I was just reading an article about IT’s desire to better understand costs (see here). The article reminded me that back in July, I posted (here) an invitation to a survey that Burton Group was conducting as part of my ongoing research on data center cost models. At the time I promised to share some of the results on the blog. Before I go into the details of the survey I’d like to link to some additional information that may be helpful.
- If you are Burton Group customer, you can download “Counting the Cost of the Elephant in the Data Center” which contains a more detailed look at cost modeling and also includes a sample spreadsheet that can be used a starting point for looking at infrastructure costs (i.e. what does it cost each year to run a server).
- There is a recording of my 1/2 day workshop on data center economics from Catalyst 2009 which is available to anybody with a browser. In the interests of full disclosure, this is $199 to purchase.
And while I’ve got your attention, if anybody is interested in talking to me about data center cost models and how they are used in your business, please get in touch via email to email@example.com.
Anyway, on the results of the survey…
The 80+ respondents to the study were well distributed across industry segments and company size:
- Participants in all major IT sectors including; education, government, pharmaceuticals, aerospace, energy and consulting.
- Companies ranging in size from less than $50 million to greater than $10 billion in annual revenues.
Out of all the companies surveyed, less than 25% had a comprehensive model for their data center costs. A similar number had no cost model of any kind. The rest of the companies surveyed had some form of cost model that was limited in scope and application.
Of the companies that did not maintain a cost model or only maintained a limited model, the key problems were either lack of motivation (i.e. costs are not a major part of the decision making process) or difficulty in collecting the necessary information because of it’s spread across multiple fiefdoms within the organization (i.e. facilities, purchasing, human resources, etc.)
As to the contents of the data center cost model, at least 25% of those using a cost model did not include any information about power, cooling, or facilities costs. This represents a serious shortcoming as these costs are a significant part of the overall IT costs.
Another point that emerged is that the old idea that a data center should be expected to last twenty years is no longer valid.

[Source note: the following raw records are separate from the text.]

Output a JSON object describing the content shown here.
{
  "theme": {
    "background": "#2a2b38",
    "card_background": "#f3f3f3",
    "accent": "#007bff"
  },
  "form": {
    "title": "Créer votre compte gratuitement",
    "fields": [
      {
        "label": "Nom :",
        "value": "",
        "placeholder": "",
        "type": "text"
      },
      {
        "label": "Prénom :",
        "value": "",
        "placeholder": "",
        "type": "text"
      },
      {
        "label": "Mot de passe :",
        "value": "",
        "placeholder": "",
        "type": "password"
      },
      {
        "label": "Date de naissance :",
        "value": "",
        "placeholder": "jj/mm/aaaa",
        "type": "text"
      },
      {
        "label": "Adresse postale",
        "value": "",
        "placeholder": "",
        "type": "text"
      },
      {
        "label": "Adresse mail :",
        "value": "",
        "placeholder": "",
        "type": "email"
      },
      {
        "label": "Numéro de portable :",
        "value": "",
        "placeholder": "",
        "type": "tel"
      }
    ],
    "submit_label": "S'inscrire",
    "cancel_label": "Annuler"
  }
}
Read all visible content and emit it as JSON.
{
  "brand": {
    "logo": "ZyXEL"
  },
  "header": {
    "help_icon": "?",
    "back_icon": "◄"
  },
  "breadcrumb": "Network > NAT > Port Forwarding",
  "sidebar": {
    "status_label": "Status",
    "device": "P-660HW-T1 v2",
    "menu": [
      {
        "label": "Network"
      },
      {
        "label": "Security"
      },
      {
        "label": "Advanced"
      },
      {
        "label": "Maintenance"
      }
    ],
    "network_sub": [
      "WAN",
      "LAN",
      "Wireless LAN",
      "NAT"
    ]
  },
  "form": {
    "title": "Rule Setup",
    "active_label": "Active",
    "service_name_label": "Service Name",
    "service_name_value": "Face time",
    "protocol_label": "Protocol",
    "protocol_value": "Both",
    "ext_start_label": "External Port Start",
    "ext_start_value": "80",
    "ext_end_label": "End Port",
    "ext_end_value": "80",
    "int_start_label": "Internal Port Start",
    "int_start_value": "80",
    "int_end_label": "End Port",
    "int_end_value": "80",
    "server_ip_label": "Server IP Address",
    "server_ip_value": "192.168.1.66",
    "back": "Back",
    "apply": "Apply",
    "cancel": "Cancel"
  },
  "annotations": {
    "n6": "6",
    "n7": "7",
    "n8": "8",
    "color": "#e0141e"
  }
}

Of the survey respondents, more than 85% had built or upgraded a data center since the year 2000, with 45% having done the work in the last year to 18 months. Yet 65% of the respondents expect to outgrow their current facility within five years. The major factors dictating data center life were limits on floor space and power distribution, with cooling coming in a distant third.

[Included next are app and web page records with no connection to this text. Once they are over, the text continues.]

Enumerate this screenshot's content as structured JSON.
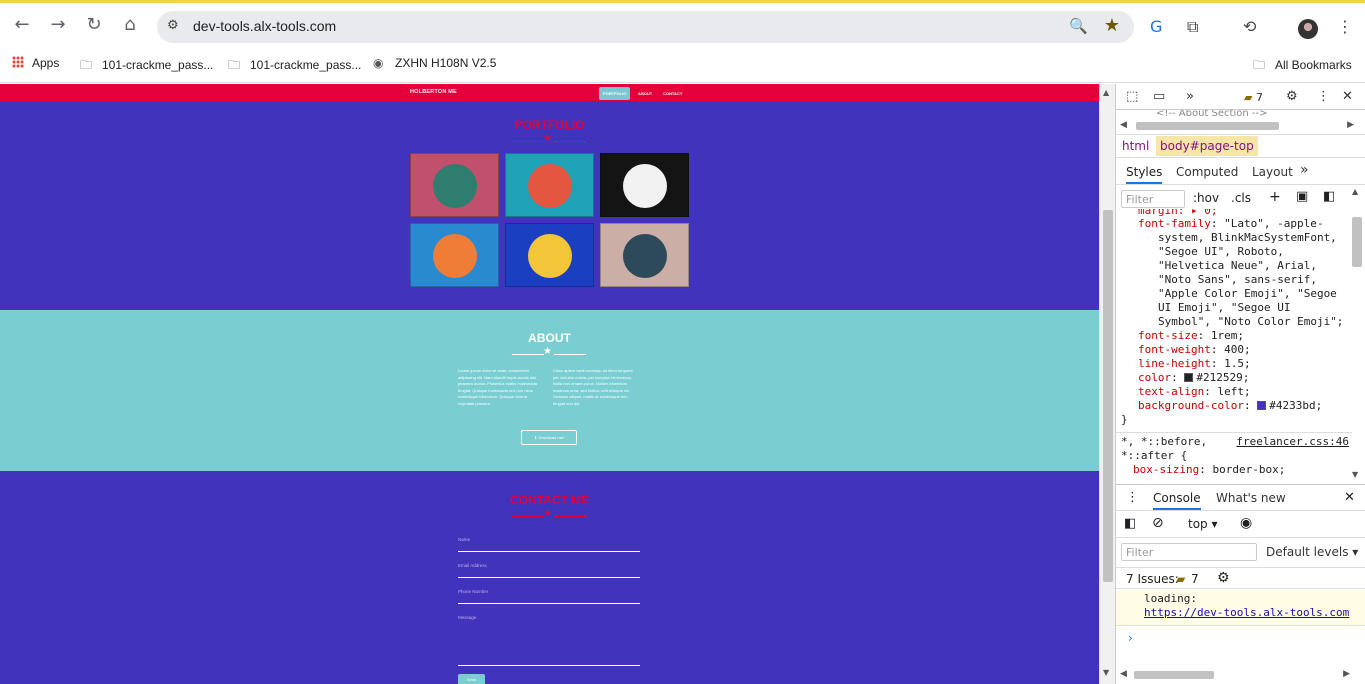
{
  "browser": {
    "url": "dev-tools.alx-tools.com",
    "bookmarks": [
      {
        "label": "Apps",
        "icon": "apps-grid-icon"
      },
      {
        "label": "101-crackme_pass...",
        "icon": "folder-icon"
      },
      {
        "label": "101-crackme_pass...",
        "icon": "folder-icon"
      },
      {
        "label": "ZXHN H108N V2.5",
        "icon": "globe-icon"
      }
    ],
    "all_bookmarks": "All Bookmarks"
  },
  "site": {
    "brand": "HOLBERTON ME",
    "nav": [
      "PORTFOLIO",
      "ABOUT",
      "CONTACT"
    ],
    "portfolio_title": "PORTFOLIO",
    "portfolio_items": [
      {
        "name": "cabin",
        "bg": "#c0506b",
        "circle": "#2e7d6e"
      },
      {
        "name": "cake",
        "bg": "#1fa1b6",
        "circle": "#e4563f"
      },
      {
        "name": "circus",
        "bg": "#141414",
        "circle": "#f2f2f2"
      },
      {
        "name": "game",
        "bg": "#2a8ad0",
        "circle": "#ef7c37"
      },
      {
        "name": "safe",
        "bg": "#1a3fc0",
        "circle": "#f3c63a"
      },
      {
        "name": "submarine",
        "bg": "#cbaea6",
        "circle": "#2c4a59"
      }
    ],
    "about_title": "ABOUT",
    "about_left": "Lorem ipsum dolor sit amet, consectetur adipiscing elit. Nam blandit turpis iaculis nisl pharetra auctor. Phasellus mattis malesuada feugiat. Quisque malesuada orci non risus scelerisque bibendum. Quisque viverra vulputate posuere.",
    "about_right": "Class aptent taciti sociosqu ad litora torquent per conubia nostra, per inceptos himenaeos. Nulla non ornare purus. Nullam bibendum nostimus urna, sed finibus velit tristique vel. Vivamus aliquet, mattis at scelerisque nec, feugiat non dui.",
    "download_label": "Download me!",
    "contact_title": "CONTACT ME",
    "fields": [
      "Name",
      "Email Address",
      "Phone Number",
      "Message"
    ],
    "send_label": "Send"
  },
  "devtools": {
    "issues_count": "7",
    "cut_text": "<!-- About Section -->",
    "crumbs": [
      "html",
      "body#page-top"
    ],
    "tabs": [
      "Styles",
      "Computed",
      "Layout"
    ],
    "filter_placeholder": "Filter",
    "hov": ":hov",
    "cls": ".cls",
    "css_top": "margin: ▸ 0;",
    "css": [
      {
        "prop": "font-family",
        "value": "\"Lato\", -apple-"
      },
      {
        "cont": "system, BlinkMacSystemFont,"
      },
      {
        "cont": "\"Segoe UI\", Roboto,"
      },
      {
        "cont": "\"Helvetica Neue\", Arial,"
      },
      {
        "cont": "\"Noto Sans\", sans-serif,"
      },
      {
        "cont": "\"Apple Color Emoji\", \"Segoe"
      },
      {
        "cont": "UI Emoji\", \"Segoe UI"
      },
      {
        "cont": "Symbol\", \"Noto Color Emoji\";"
      },
      {
        "prop": "font-size",
        "value": "1rem;"
      },
      {
        "prop": "font-weight",
        "value": "400;"
      },
      {
        "prop": "line-height",
        "value": "1.5;"
      },
      {
        "prop": "color",
        "value": "#212529;",
        "swatch": "#212529"
      },
      {
        "prop": "text-align",
        "value": "left;"
      },
      {
        "prop": "background-color",
        "value": "#4233bd;",
        "swatch": "#4233bd"
      }
    ],
    "close_brace": "}",
    "rule2_selector": "*, *::before,",
    "rule2_selector2": "*::after {",
    "rule2_link": "freelancer.css:46",
    "rule2_prop": "box-sizing",
    "rule2_value": "border-box;",
    "drawer_tabs": [
      "Console",
      "What's new"
    ],
    "context": "top",
    "console_filter": "Filter",
    "levels": "Default levels ▾",
    "issues_label": "7 Issues:",
    "log_prefix": "loading:",
    "log_url": "https://dev-tools.alx-tools.com"
  }
}
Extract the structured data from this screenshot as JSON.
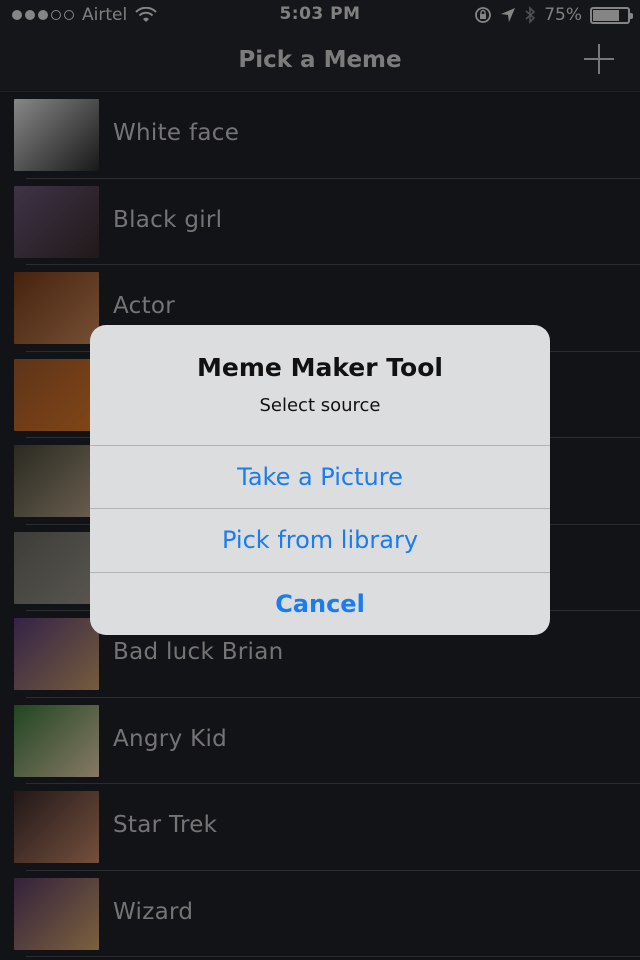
{
  "status_bar": {
    "carrier": "Airtel",
    "time": "5:03 PM",
    "battery": "75%",
    "battery_level": 0.75,
    "signal_bars_filled": 3,
    "signal_bars_total": 5
  },
  "nav": {
    "title": "Pick a Meme",
    "add_icon": "plus-icon"
  },
  "memes": [
    {
      "label": "White face",
      "thumb_colors": [
        "#e9e9e9",
        "#2b2b2b"
      ]
    },
    {
      "label": "Black girl",
      "thumb_colors": [
        "#6b5a7a",
        "#3a2b2b"
      ]
    },
    {
      "label": "Actor",
      "thumb_colors": [
        "#7a3b1a",
        "#c98a5a"
      ]
    },
    {
      "label": "",
      "thumb_colors": [
        "#a35a2a",
        "#e07a2a"
      ]
    },
    {
      "label": "",
      "thumb_colors": [
        "#4a4a3a",
        "#b8a58a"
      ]
    },
    {
      "label": "",
      "thumb_colors": [
        "#6a6a62",
        "#9a958a"
      ]
    },
    {
      "label": "Bad luck Brian",
      "thumb_colors": [
        "#5a3c7a",
        "#c9a06a"
      ]
    },
    {
      "label": "Angry Kid",
      "thumb_colors": [
        "#3a7a3a",
        "#e8d0b0"
      ]
    },
    {
      "label": "Star Trek",
      "thumb_colors": [
        "#3a2a2a",
        "#c98a6a"
      ]
    },
    {
      "label": "Wizard",
      "thumb_colors": [
        "#5a3a6a",
        "#d6a86a"
      ]
    }
  ],
  "alert": {
    "title": "Meme Maker Tool",
    "message": "Select source",
    "buttons": {
      "take_picture": "Take a Picture",
      "pick_library": "Pick from library",
      "cancel": "Cancel"
    }
  },
  "colors": {
    "accent": "#1a7cf0",
    "background": "#1f2126"
  }
}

The biggest gap in terms of data required for a data center cost model was in the area of power. Only about 25% of respondents could track power consumption down to the individual piece of IT equipment, rest had varying levels of insight into their power usage. Interestingly this 25% figure was mirrored almost perfectly by the number of respondents who had calculated PUE for their data center.

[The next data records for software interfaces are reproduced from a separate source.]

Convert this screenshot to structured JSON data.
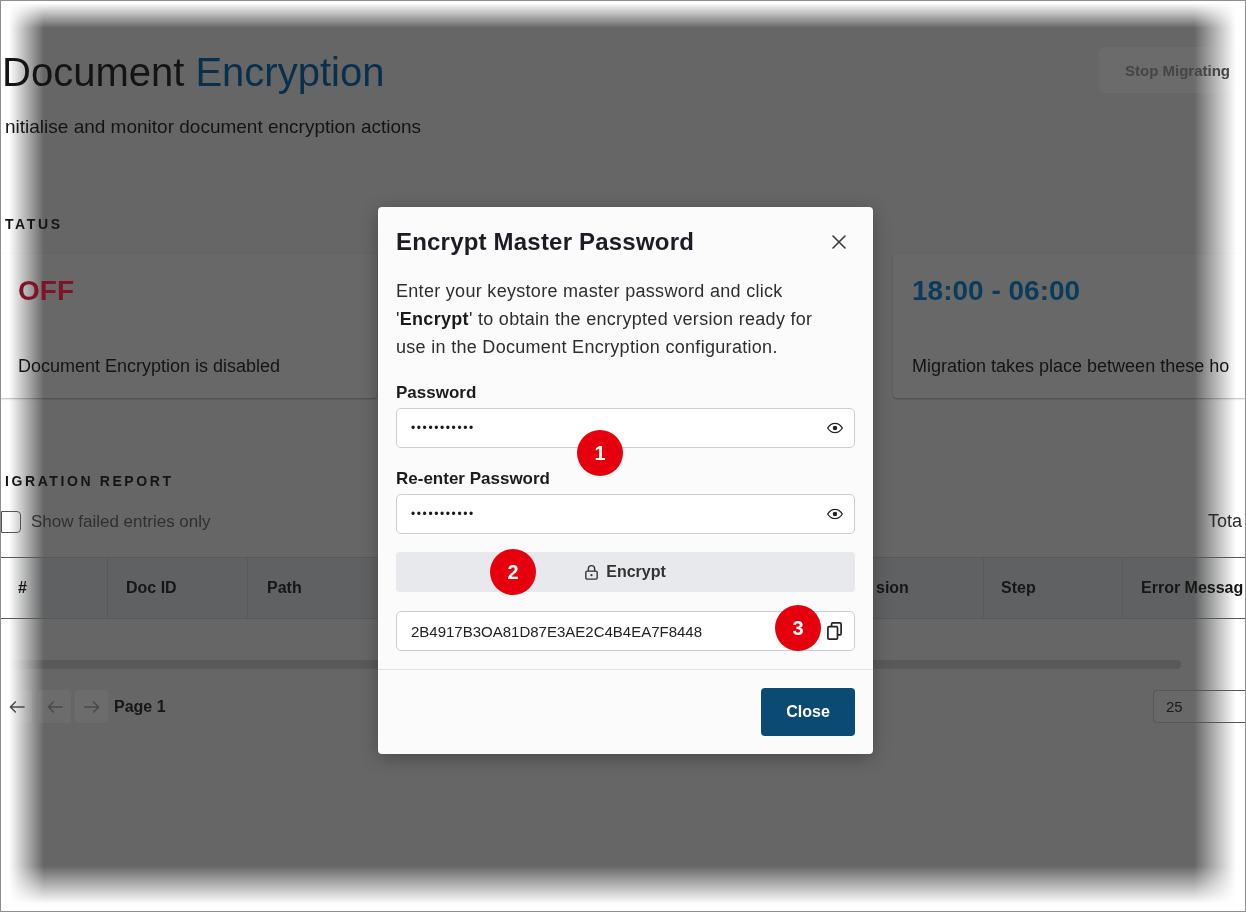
{
  "page": {
    "title": {
      "lead": "Document",
      "accent": "Encryption"
    },
    "subtitle": "nitialise and monitor document encryption actions",
    "stop_button": {
      "label": "Stop Migrating",
      "disabled": true
    },
    "status": {
      "heading": "TATUS",
      "cards": [
        {
          "value": "OFF",
          "color": "#7e1426",
          "caption": "Document Encryption is disabled"
        },
        {
          "value": "18:00 - 06:00",
          "color": "#0a3a5c",
          "caption": "Migration takes place between these ho"
        }
      ]
    },
    "report": {
      "heading": "IGRATION REPORT",
      "filter": {
        "label": "Show failed entries only",
        "checked": false
      },
      "total": "Tota",
      "table": {
        "columns": [
          "#",
          "Doc ID",
          "Path",
          "sion",
          "Step",
          "Error Messag"
        ]
      },
      "pagination": {
        "page": "Page 1",
        "page_size": "25"
      }
    }
  },
  "dialog": {
    "title": "Encrypt Master Password",
    "description": "Enter your keystore master password and click '**Encrypt**' to obtain the encrypted version ready for use in the Document Encryption configuration.",
    "fields": [
      {
        "label": "Password",
        "value": "•••••••••••"
      },
      {
        "label": "Re-enter Password",
        "value": "•••••••••••"
      }
    ],
    "encrypt_button": "Encrypt",
    "result": "2B4917B3OA81D87E3AE2C4B4EA7F8448",
    "close_button": "Close"
  },
  "callouts": [
    "1",
    "2",
    "3"
  ]
}
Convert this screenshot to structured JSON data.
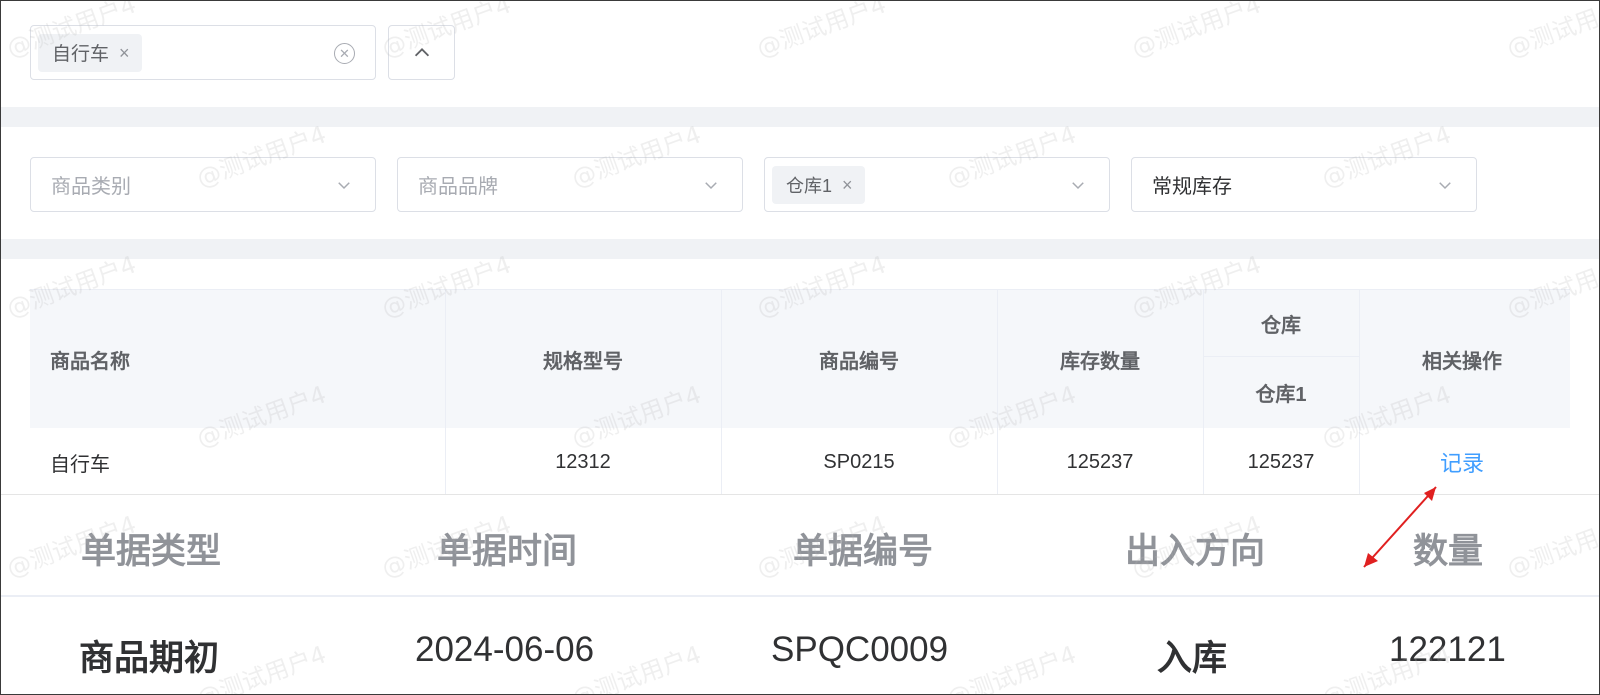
{
  "top_filter": {
    "tag_label": "自行车",
    "tag_close": "×"
  },
  "filters": {
    "category_placeholder": "商品类别",
    "brand_placeholder": "商品品牌",
    "warehouse_tag": "仓库1",
    "warehouse_tag_close": "×",
    "stock_type_value": "常规库存"
  },
  "table": {
    "headers": {
      "name": "商品名称",
      "spec": "规格型号",
      "code": "商品编号",
      "qty": "库存数量",
      "warehouse_group": "仓库",
      "warehouse_1": "仓库1",
      "actions": "相关操作"
    },
    "rows": [
      {
        "name": "自行车",
        "spec": "12312",
        "code": "SP0215",
        "qty": "125237",
        "warehouse_1": "125237",
        "action": "记录"
      }
    ]
  },
  "record_detail": {
    "headers": {
      "doc_type": "单据类型",
      "doc_time": "单据时间",
      "doc_no": "单据编号",
      "direction": "出入方向",
      "quantity": "数量"
    },
    "rows": [
      {
        "doc_type": "商品期初",
        "doc_time": "2024-06-06",
        "doc_no": "SPQC0009",
        "direction": "入库",
        "quantity": "122121"
      }
    ]
  },
  "watermark_text": "@测试用户4",
  "colors": {
    "link": "#409eff",
    "arrow": "#e02020",
    "header_bg": "#f5f7fa",
    "band": "#f0f2f5"
  }
}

Another weakness common to the majority of respondents was the availability of detailed purchase price information for equipment in the data center. Roughly 20% of respondents had the purchase price information in the corresponding Configuration and Management Database (CMDB) entry for the equipment. Another 23% had a spreadsheet that has to be maintained by somebody in the IT organization. But over 50% of respondents would have to track down the information from other sources in the company such as a purchasing department.
Overall, the survey indicated that many IT organizations are not in a position to fully understand the costs of running their data center. The lack of a complete understanding of data center costs creates a potentially dangerous hole in the IT decision making process, especially because IT decisions are increasingly cost driven.
Posted by: Nik Simpson